How are they used in online advertising?‎

Cookies have become crucial in online advertising for a number of reasons. By tracking a ‎user’s online surfing habits, it is possible to target them with adverts which should be more ‎relevant to their interests; this is behaviour-based advertising. Advertising space on websites ‎is auctioned on real-time bidding exchanges, with advertisers bidding for space not just ‎based on the type of site, but also the type of visitor. The cookies stored in a user’s web ‎browser provide a profile of that particular person and their browsing habits, allowing ‎advertisers to target specific groups of people. ‎

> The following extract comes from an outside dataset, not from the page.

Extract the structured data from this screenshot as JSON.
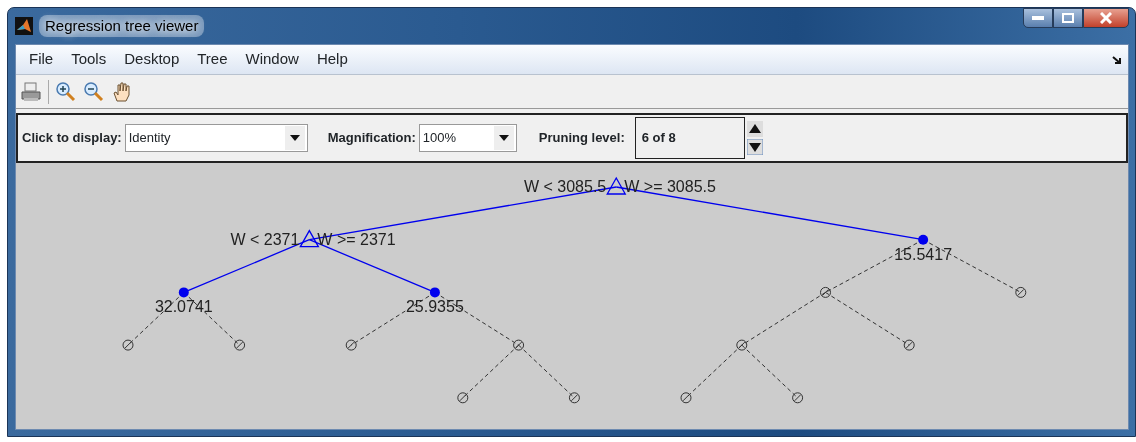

Website cookies are known as ‘first-party’ cookies, and the advertisers which have ‎subsequently been invited to target the user of the site, can also download ‘third-party’ ‎cookies to the users browser through their ads. Third-party cookies manage how ads, ‎widgets and other elements of the web page appear, and can control how often ads are ‎repeated for the same user, while also tracking the users browsing habits for advertising ‎purposes. By combining data received from both types of cookie, advertisers are able to ‎characterise and segregate the target audience in a variety of different ways.‎

The future for cookies

Since the inception of cookies there has been an on-going discussion about the storage of ‎personal data and privacy, and in 2012 legislation was passed in the EU requiring every ‎website which uses cookies to ask the users permission to store and retrieve data about ‎them. ‎

The use of third-party tracking cookies has often been a contentious point, as they can be ‎downloaded to a browser despite the user not actually visiting the site they originate from. ‎Mozilla announced early in 2013 that the next version of its Firefox browser will have a ‎default setting to block third party cookies, following Apple’s Safari browser which blocks ‎cookies from sites which have not been visited. Google’s Chrome browser still allows third ‎party cookies by default, and although Microsoft’s Internet Explorer 10 includes a ‘do not ‎track’ default signal, advertisers have already indicated that they may ignore the signal and ‎continue to track via third party cookies, arguing that users retain the ability to block ‎cookies via browser settings if they so wish. How this discussion is eventually resolved could ‎determine to what extent cookies will be used in online advertising in the future.